Had there not been so much intimidation during the presidential and parliamentary elections in the past, had the elections not been fraudulent and corrupt, had the results not been falsified, there would not have been any protests.

I don't think elementary things like this need to be explained.

Anonymous said...

Nazarian I disagree with your premise. I think that LTP and minions counte don irregularities in the process (given Armenia's track record and resource level, how coudl there not have been?)

Then they took advantage of the fact that there was uneven use of resources in the election campaign, as well as some falsifications. Note that at this level, things were better than they had been in 17 years of election in Armenia, as documented by nearly all 3rd parties.

Thus I see the claims of falsification as disingenuous. LTP was not preparing for elections: he did everything possible to engender hatred, disregard the incompletely functional system, and exhort people to clash with authorities. That certain moves by the authorities poured gas on the fire, I have no doubt.

But there was nothing democratic about the movement and nothing positive could (or did) some from the re-introduction of LTP into politics.

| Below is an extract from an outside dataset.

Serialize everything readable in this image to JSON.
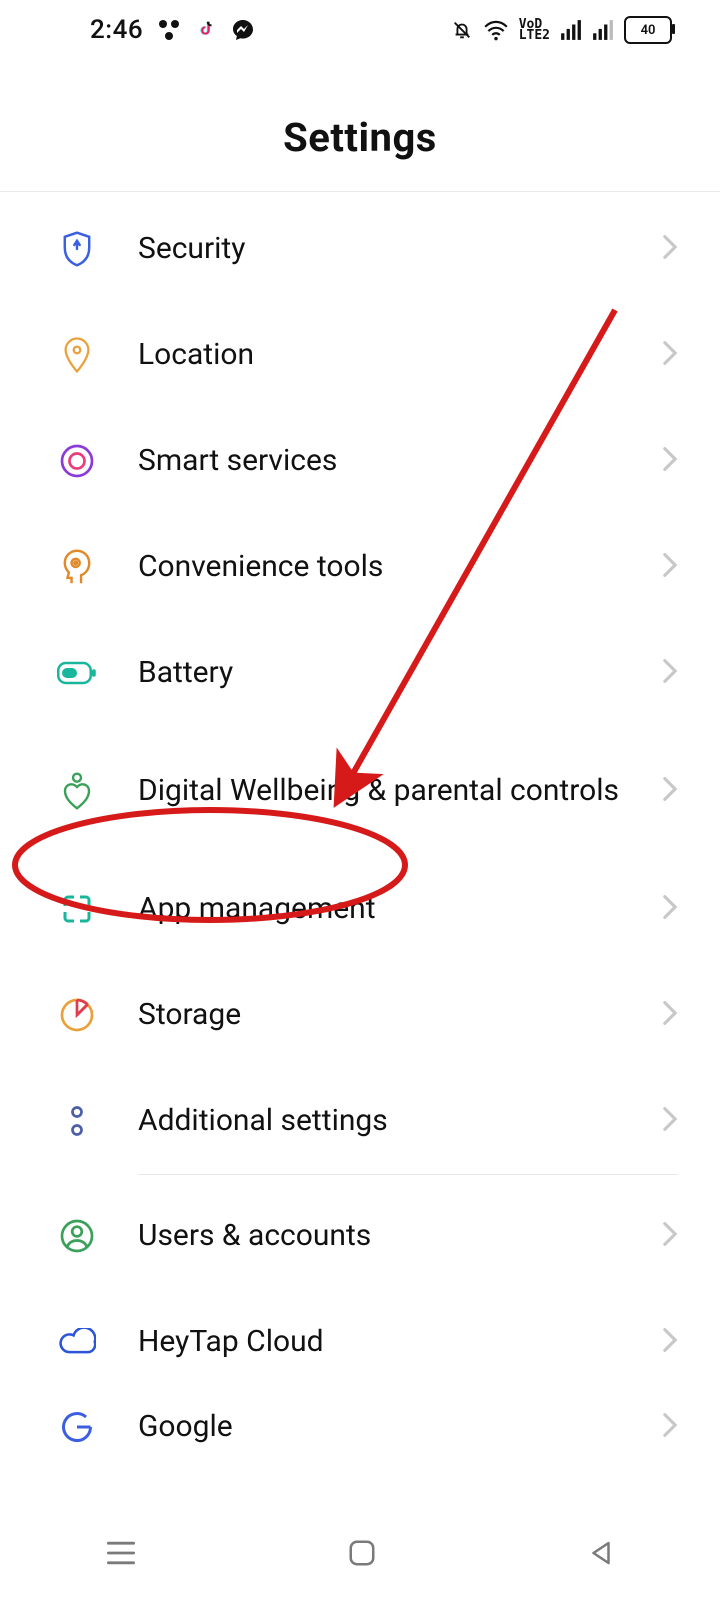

I don't think such elementary things need be explained either, that the architect of many of the phenomena you describe thought that society would be naive enough to believe that he had magically changed since his disgraceful reign 10 years ago.